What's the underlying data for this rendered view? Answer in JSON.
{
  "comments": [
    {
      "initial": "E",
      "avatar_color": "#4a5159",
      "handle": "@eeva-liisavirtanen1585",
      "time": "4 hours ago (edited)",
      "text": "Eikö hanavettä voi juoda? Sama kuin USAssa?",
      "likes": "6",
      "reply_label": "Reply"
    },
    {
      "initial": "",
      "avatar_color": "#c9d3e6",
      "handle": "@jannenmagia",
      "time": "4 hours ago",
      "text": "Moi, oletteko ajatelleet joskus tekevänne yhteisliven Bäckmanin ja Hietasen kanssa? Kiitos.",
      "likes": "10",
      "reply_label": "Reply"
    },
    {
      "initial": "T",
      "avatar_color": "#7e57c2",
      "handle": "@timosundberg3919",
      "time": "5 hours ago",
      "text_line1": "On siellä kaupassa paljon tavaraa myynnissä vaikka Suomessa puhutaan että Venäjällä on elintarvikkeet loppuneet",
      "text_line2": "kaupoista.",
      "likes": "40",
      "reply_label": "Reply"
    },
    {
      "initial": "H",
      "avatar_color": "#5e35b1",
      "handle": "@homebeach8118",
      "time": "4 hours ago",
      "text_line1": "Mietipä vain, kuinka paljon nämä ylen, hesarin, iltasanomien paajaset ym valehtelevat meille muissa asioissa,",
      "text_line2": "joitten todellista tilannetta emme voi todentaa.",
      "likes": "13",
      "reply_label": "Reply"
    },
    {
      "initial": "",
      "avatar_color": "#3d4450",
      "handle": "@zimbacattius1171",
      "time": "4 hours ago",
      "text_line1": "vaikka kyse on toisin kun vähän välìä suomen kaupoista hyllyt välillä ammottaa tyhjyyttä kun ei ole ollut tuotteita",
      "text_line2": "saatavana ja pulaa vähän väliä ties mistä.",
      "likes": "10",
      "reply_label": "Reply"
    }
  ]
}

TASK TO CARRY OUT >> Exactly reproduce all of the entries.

TASK OUTPUT >>
What's the underlying data for this rendered view? Answer in JSON.
{
  "comments": [
    {
      "initial": "E",
      "avatar_color": "#4a5159",
      "handle": "@eeva-liisavirtanen1585",
      "time": "4 hours ago (edited)",
      "text": "Eikö hanavettä voi juoda? Sama kuin USAssa?",
      "likes": "6",
      "reply_label": "Reply"
    },
    {
      "initial": "",
      "avatar_color": "#c9d3e6",
      "handle": "@jannenmagia",
      "time": "4 hours ago",
      "text": "Moi, oletteko ajatelleet joskus tekevänne yhteisliven Bäckmanin ja Hietasen kanssa? Kiitos.",
      "likes": "10",
      "reply_label": "Reply"
    },
    {
      "initial": "T",
      "avatar_color": "#7e57c2",
      "handle": "@timosundberg3919",
      "time": "5 hours ago",
      "text_line1": "On siellä kaupassa paljon tavaraa myynnissä vaikka Suomessa puhutaan että Venäjällä on elintarvikkeet loppuneet",
      "text_line2": "kaupoista.",
      "likes": "40",
      "reply_label": "Reply"
    },
    {
      "initial": "H",
      "avatar_color": "#5e35b1",
      "handle": "@homebeach8118",
      "time": "4 hours ago",
      "text_line1": "Mietipä vain, kuinka paljon nämä ylen, hesarin, iltasanomien paajaset ym valehtelevat meille muissa asioissa,",
      "text_line2": "joitten todellista tilannetta emme voi todentaa.",
      "likes": "13",
      "reply_label": "Reply"
    },
    {
      "initial": "",
      "avatar_color": "#3d4450",
      "handle": "@zimbacattius1171",
      "time": "4 hours ago",
      "text_line1": "vaikka kyse on toisin kun vähän välìä suomen kaupoista hyllyt välillä ammottaa tyhjyyttä kun ei ole ollut tuotteita",
      "text_line2": "saatavana ja pulaa vähän väliä ties mistä.",
      "likes": "10",
      "reply_label": "Reply"
    }
  ]
}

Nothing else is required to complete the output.